I think we all have our own feelings on the moon and it’s presence on our lives for good or ill. For some it’s romantic, for others it is spooky. For centuries, it represented this power that was unexplainable and just out of our reach. There’s something magical about that.
FS: Can readers expect any more High Moon stories in the future?
DG: Yes. We will have some brand new stories starting in 2018… and between you and me, they are pretty awesome. After years of waiting, fans will get to read stories we’ve been waiting to tell for a decade. Can’t wait to tell them.
High Moon Volume 1: Bullet Holes and Bite Marks, written by David Gallaher with Steve Ellis on art, is on sale Tuesday, October 17th, from Papercutz. And be sure to check out tonight’s full moon!
From the official press release:
Just in time for Halloween, Papercutz’s Super Genius imprint will publish the definitive edition of the first of three volumes of HIGH MOON, the acclaimed graphic novel series by writer David Gallaher and artist Steve Ellis. Originally published by DC’s Zuda Comics imprint in 2007 and the Winner of the Harvey Award for Best Online Series, HIGH MOON is a unique western and horror genre mash-up about the investigations of a mysterious bounty hunter, one whose own dark secret emerges every full moon.

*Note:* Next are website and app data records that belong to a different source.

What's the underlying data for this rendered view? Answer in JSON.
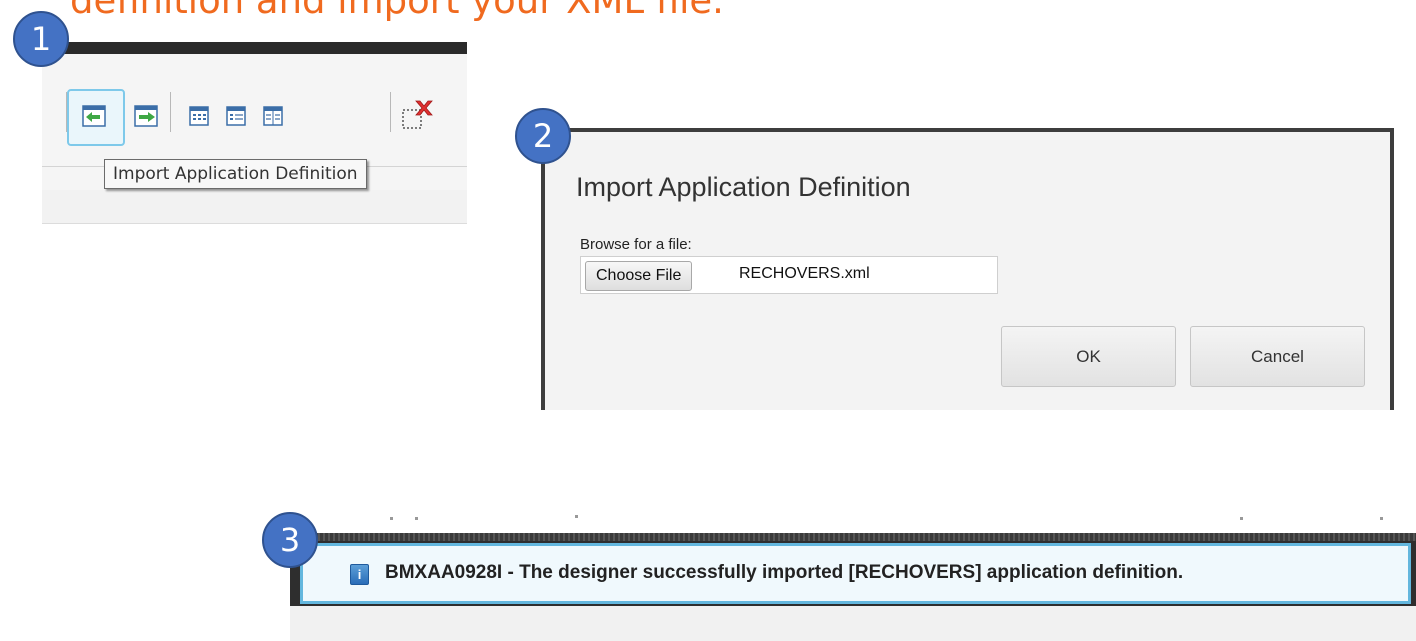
{
  "heading": "definition and import your XML file.",
  "steps": [
    "1",
    "2",
    "3"
  ],
  "toolbar": {
    "tooltip": "Import Application Definition",
    "icons": [
      "import-app-definition-icon",
      "export-app-definition-icon",
      "table-icon",
      "section-icon",
      "columns-icon",
      "delete-icon"
    ]
  },
  "dialog": {
    "title": "Import Application Definition",
    "browse_label": "Browse for a file:",
    "choose_file_label": "Choose File",
    "file_name": "RECHOVERS.xml",
    "ok_label": "OK",
    "cancel_label": "Cancel"
  },
  "message": {
    "icon": "info-icon",
    "icon_glyph": "i",
    "text": "BMXAA0928I - The designer successfully imported [RECHOVERS] application definition."
  },
  "colors": {
    "heading": "#f06a1f",
    "step_badge": "#4472c4",
    "hover_border": "#7ec9ea",
    "message_border": "#63b7de"
  }
}
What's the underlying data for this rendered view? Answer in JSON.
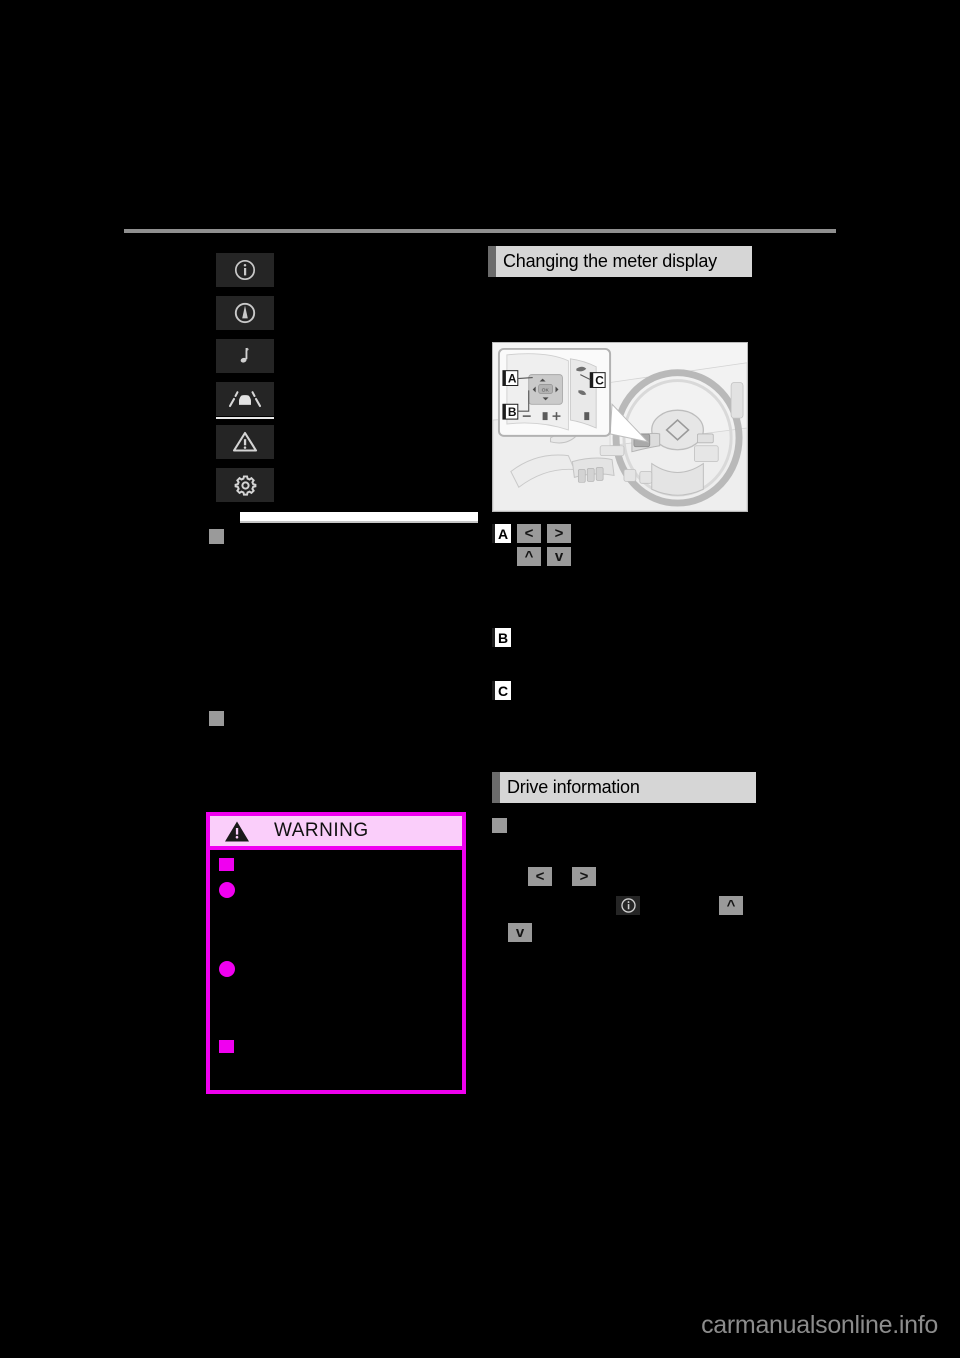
{
  "page": {
    "background_color": "#000000",
    "watermark": "carmanualsonline.info"
  },
  "left_column": {
    "meter_icons": [
      {
        "name": "info-icon",
        "label": "Information"
      },
      {
        "name": "speedometer-icon",
        "label": "Meter / gauge"
      },
      {
        "name": "music-note-icon",
        "label": "Audio"
      },
      {
        "name": "lane-departure-icon",
        "label": "Driving assist"
      },
      {
        "name": "warning-triangle-icon",
        "label": "Warning"
      },
      {
        "name": "gear-icon",
        "label": "Settings"
      }
    ],
    "section_heading_marker": "square-bullet",
    "sections": [
      {
        "bullet": "square",
        "title_redacted": true
      },
      {
        "bullet": "square",
        "title_redacted": true
      }
    ]
  },
  "warning_box": {
    "title": "WARNING",
    "icon": "warning-triangle-icon",
    "border_color": "#f000f0",
    "header_color": "#facefa",
    "bullets": [
      {
        "type": "square"
      },
      {
        "type": "dot"
      },
      {
        "type": "dot"
      },
      {
        "type": "square"
      }
    ]
  },
  "right_column": {
    "section_1": {
      "heading": "Changing the meter display",
      "illustration": {
        "name": "steering-wheel-controls-illustration",
        "callout_labels": [
          "A",
          "B",
          "C"
        ]
      },
      "callouts": [
        {
          "tag": "A",
          "keys": [
            [
              "<",
              ">"
            ],
            [
              "^",
              "v"
            ]
          ]
        },
        {
          "tag": "B",
          "keys": []
        },
        {
          "tag": "C",
          "keys": []
        }
      ]
    },
    "section_2": {
      "heading": "Drive information",
      "bullet": "square",
      "inline_keys": [
        {
          "glyph": "<",
          "style": "gray"
        },
        {
          "glyph": ">",
          "style": "gray"
        },
        {
          "glyph": "info",
          "style": "dark"
        },
        {
          "glyph": "^",
          "style": "gray"
        },
        {
          "glyph": "v",
          "style": "gray"
        }
      ]
    }
  }
}
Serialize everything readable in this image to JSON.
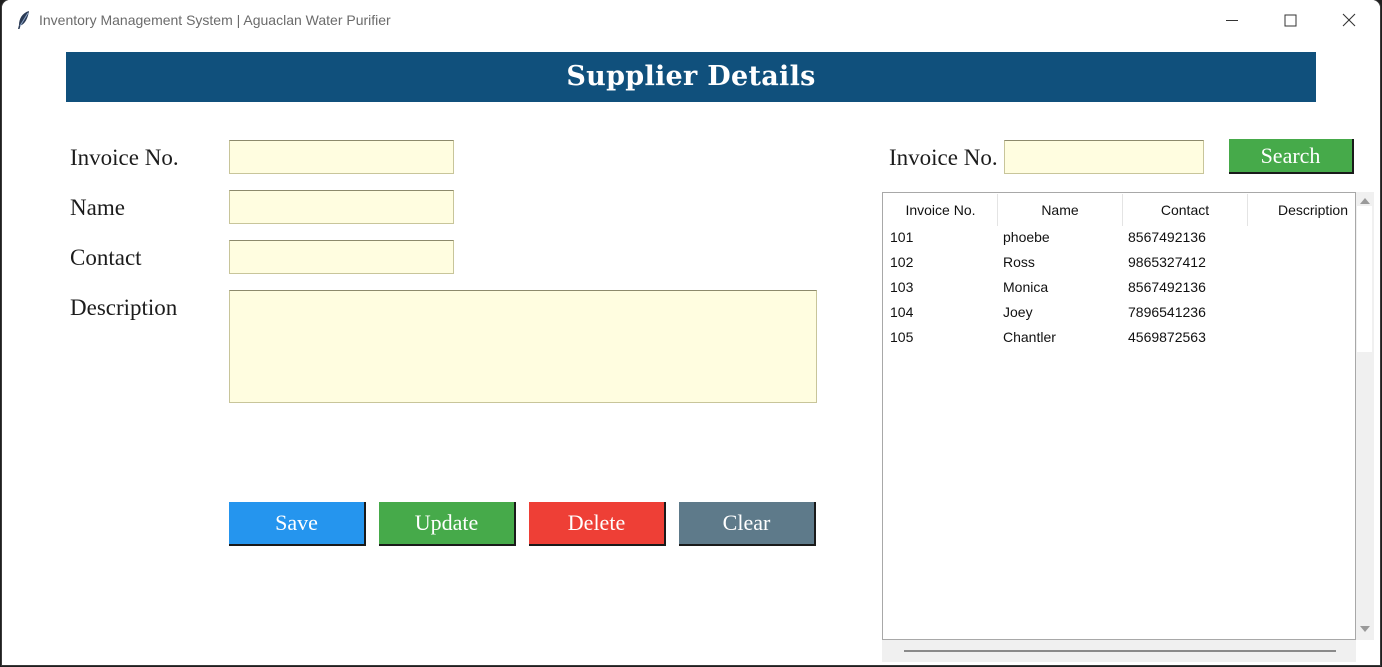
{
  "window": {
    "title": "Inventory Management System | Aguaclan Water Purifier",
    "icon": "feather-icon",
    "controls": [
      "minimize-icon",
      "maximize-icon",
      "close-icon"
    ]
  },
  "header": {
    "title": "Supplier Details",
    "background": "#10507c"
  },
  "form": {
    "invoice_label": "Invoice No.",
    "name_label": "Name",
    "contact_label": "Contact",
    "description_label": "Description",
    "invoice_value": "",
    "name_value": "",
    "contact_value": "",
    "description_value": "",
    "field_background": "#fffde0"
  },
  "buttons": {
    "save": "Save",
    "update": "Update",
    "delete": "Delete",
    "clear": "Clear",
    "colors": {
      "save": "#2595ee",
      "update": "#46aa4a",
      "delete": "#ee3f36",
      "clear": "#5e7a8a"
    }
  },
  "search": {
    "label": "Invoice No.",
    "value": "",
    "button": "Search",
    "button_color": "#46aa4a"
  },
  "table": {
    "columns": [
      "Invoice No.",
      "Name",
      "Contact",
      "Description"
    ],
    "rows": [
      {
        "invoice": "101",
        "name": "phoebe",
        "contact": "8567492136",
        "description": ""
      },
      {
        "invoice": "102",
        "name": "Ross",
        "contact": "9865327412",
        "description": ""
      },
      {
        "invoice": "103",
        "name": "Monica",
        "contact": "8567492136",
        "description": ""
      },
      {
        "invoice": "104",
        "name": "Joey",
        "contact": "7896541236",
        "description": ""
      },
      {
        "invoice": "105",
        "name": "Chantler",
        "contact": "4569872563",
        "description": ""
      }
    ]
  }
}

Or, as Molly Crabapple said, “With werewolves, gunslingers, and the sumptuous artwork of Steve Ellis, HIGH MOON will change everything you thought you knew about the Old West.”
Super Genius will publish HIGH MOON: BULLET HOLES AND BITE MARKS this October, followed by volume 2 in May of 2018 and volume 3 in Fall of 2018. For their release of HIGH MOON, Super Genius will remaster the existing art for Volumes One and Two, before concluding the story with all new material in Volume Three. All three graphic novels will feature new covers by artist and co-creator Steve Ellis, the storyboard artist and illustrator on AMC’s Breaking Bad (The Cost of Doing Business) and The Walking Dead (Dead Reckoning) games, and the co-creator of THE ONLY LIVING BOY graphic novel series, also written and co-created by Gallaher and published by Papercutz.
In HIGH MOON, former Pinkerton agent and current bounty-hunter Matthew Macgregor investigates a series of strange happenings in a small Texas town. Drought has brought famine and hardship to Blest. The summer heat pushes the temperature to unbearable heights during the day. The nights are even worse– for the streets are haunted by strange, unnatural creatures. And even as Macgregor works to uncover the truth about the creatures, he struggles to keep his own supernatural nature a secret.
The Super Genius editions will be larger than the previous Zuda Comics print edition and will present the landscape formatted series in a removable slipcase that allows it to be racked vertically, maximizing its visibility for retailers and consumers. All three volumes of HIGH MOON will be published in hardcover at $24.99 and simultaneously in paperback at $14.99. HIGH MOON: BULLET HOLES AND BITE MARKS will be available in bookstores and comic book stores across the United States and Canada on October 17th, 2017.
Get ready to howl at the high moon.